On the 16th of May 2017, I was invited to give a "Pint of Science" talk on the theme of "Sexuality in Society". My co-speakers were Prof Stevi Jackson, and Alix Fox. The event took place in a pub in York, and the theme of my talk was "are gay rights human rights?"
To mark the International Day Against Homophobia, Transphobia
and Biphobia, IDAHOT, the Council of Europe has launched a webpage – under the
slogan COME OUT FOR HUMAN RIGHTS - which gives an interactive overview of the
legal and social conditions experienced by sexual minorities throughout the 47
Countries of the CoE.
Thanks to a user-friendly layout and clear keywords, it is
easily accessible to the general public and it explains the origins and the importance
of commemorating, every 17 May, the 1990 decision of the World Health
Organisation to remove homosexuality from the list of mental disorders. Under
each thematic section, data and animations highlight the rates of
discrimination and the incidence of hatred violence on LGBTI people, showing
how prejudice still affects the everyday life of gay men, lesbians and
transgender persons across the CoE. Further, detailed Reports and short interviews
to Commissioners and Parliamentary members involved in specific projects illustrate
the actions undertaken by the CoE against homophobia and transphobia.
The message conveyed throughout this webpage is as simple as
powerful: LGBT rights are not special rights and, as the Secretary General of
the CoE remarked yesterday “LGBTI
people have the same rights as everyone else under the European Convention on
particular praise goes to the Secretary General for directly addressing the
violent crackdown on gay men in Chechnya and for his firm condemn of hatred
violence and irresponsible political speech: “I am particularly concerned about
the recent allegations of mass persecutions of LGBTI people in the Chechen
Republic of the Russian Federation. Discrimination and violence against LGBTI
people is the worst kind of populism. Using minorities as scapegoats is
unfortunately a growing trend. It is dangerous to democracy and governments must
do all they can to stop it. Societies based on human rights, democracy and the
rule of law need strong anti-discrimination laws, which are properly applied,
and policies to integrate minorities and protect their rights. We also need to
tackle irresponsible political dialogue inciting people to hatred and
It is to be hoped that such explicit stances will encourage
the CoE institutions to actively urge the Russian Federation and all CoE
countries to fully comply with their obligations under human rights law.
Likewise, it is to be hoped that the clear reference to the European Convention
of Human Rights as the crucial legal frame to tackle homophobic and transphobic
discrimination will reinforce the ECHR willingness to act as a ‘sanctuary’ for
people discriminated and prosecuted on the grounds of their sexual orientation
and gender identity.

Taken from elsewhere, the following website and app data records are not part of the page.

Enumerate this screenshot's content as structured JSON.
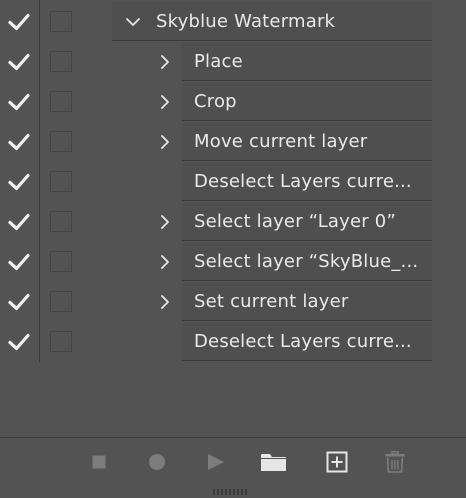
{
  "actions_panel": {
    "rows": [
      {
        "label": "Skyblue Watermark",
        "expanded": true,
        "has_children": true,
        "enabled": true
      },
      {
        "label": "Place",
        "expanded": false,
        "has_children": true,
        "enabled": true
      },
      {
        "label": "Crop",
        "expanded": false,
        "has_children": true,
        "enabled": true
      },
      {
        "label": "Move current layer",
        "expanded": false,
        "has_children": true,
        "enabled": true
      },
      {
        "label": "Deselect Layers curre...",
        "expanded": false,
        "has_children": false,
        "enabled": true
      },
      {
        "label": "Select layer “Layer 0”",
        "expanded": false,
        "has_children": true,
        "enabled": true
      },
      {
        "label": "Select layer “SkyBlue_...",
        "expanded": false,
        "has_children": true,
        "enabled": true
      },
      {
        "label": "Set current layer",
        "expanded": false,
        "has_children": true,
        "enabled": true
      },
      {
        "label": "Deselect Layers curre...",
        "expanded": false,
        "has_children": false,
        "enabled": true
      }
    ]
  },
  "toolbar": {
    "buttons": [
      {
        "name": "stop-playing-button",
        "icon": "stop-icon",
        "enabled": false
      },
      {
        "name": "begin-recording-button",
        "icon": "record-icon",
        "enabled": false
      },
      {
        "name": "play-selection-button",
        "icon": "play-icon",
        "enabled": false
      },
      {
        "name": "create-new-set-button",
        "icon": "folder-icon",
        "enabled": true
      },
      {
        "name": "create-new-action-button",
        "icon": "plus-square-icon",
        "enabled": true
      },
      {
        "name": "delete-button",
        "icon": "trash-icon",
        "enabled": false
      }
    ]
  },
  "colors": {
    "panel_bg": "#535353",
    "row_bg": "#4f4f4f",
    "text": "#e9e9e9",
    "check": "#f2f2f2",
    "icon_enabled": "#e6e6e6",
    "icon_disabled": "#7d7d7d"
  }
}
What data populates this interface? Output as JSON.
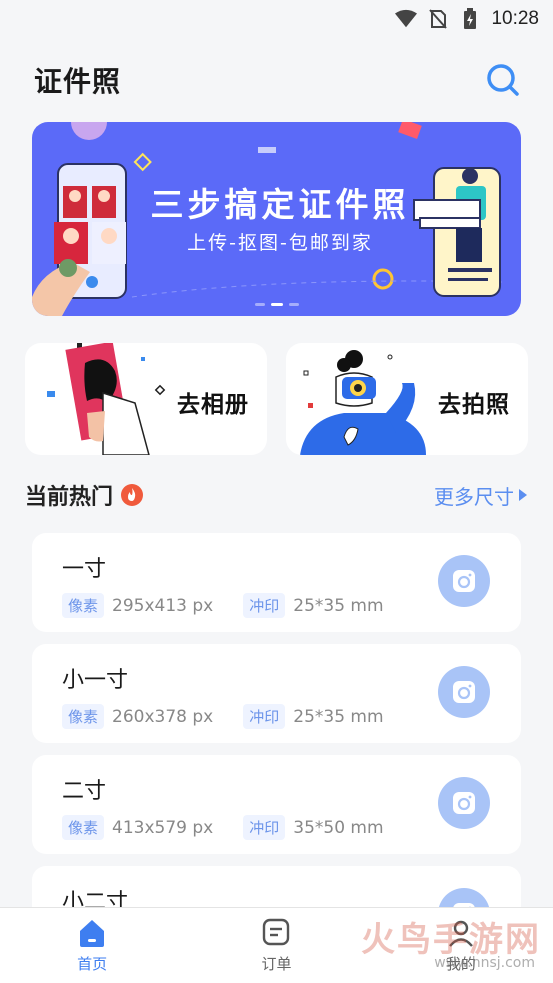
{
  "status_bar": {
    "time": "10:28",
    "icons": [
      "wifi-icon",
      "no-sim-icon",
      "battery-charging-icon"
    ]
  },
  "header": {
    "title": "证件照",
    "search_icon": "search-icon"
  },
  "banner": {
    "title": "三步搞定证件照",
    "subtitle": "上传-抠图-包邮到家",
    "background": "#5b6af8",
    "slide_count": 3,
    "active_slide": 2
  },
  "actions": {
    "album_label": "去相册",
    "camera_label": "去拍照"
  },
  "section": {
    "title": "当前热门",
    "hot_icon": "fire-icon",
    "more_label": "更多尺寸"
  },
  "sizes": [
    {
      "name": "一寸",
      "pixel_tag": "像素",
      "pixels": "295x413 px",
      "print_tag": "冲印",
      "print": "25*35 mm"
    },
    {
      "name": "小一寸",
      "pixel_tag": "像素",
      "pixels": "260x378 px",
      "print_tag": "冲印",
      "print": "25*35 mm"
    },
    {
      "name": "二寸",
      "pixel_tag": "像素",
      "pixels": "413x579 px",
      "print_tag": "冲印",
      "print": "35*50 mm"
    },
    {
      "name": "小二寸"
    }
  ],
  "nav": {
    "items": [
      {
        "label": "首页",
        "icon": "home-icon",
        "active": true
      },
      {
        "label": "订单",
        "icon": "order-icon",
        "active": false
      },
      {
        "label": "我的",
        "icon": "profile-icon",
        "active": false
      }
    ]
  },
  "watermark": {
    "text": "火鸟手游网",
    "url": "www.hnsj.com"
  },
  "colors": {
    "accent": "#3e7ef0",
    "camera_button": "#a9c4f7",
    "tag_text": "#6d95ea",
    "hot": "#f05a3c"
  }
}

The Second Section of the European Court of Human Rights has communicated the case of Beus v Croatia, which was lodged on 27 February 2017.
The case concerns the complaint by Mr Ante Beus that, following a homophobic attack (during which he was hit twice on the head and once on the body, resulting in haematoma and swellings on his face), that domestic authorities failed to act appropriately in dealing with the crime committed against him.
Mr Beus complains, under Articles 3, 8 and 14 of the European Convention on Human Rights, about the lack of an appropriate procedural response of the domestic authorities to the acts of homophobic violence against him.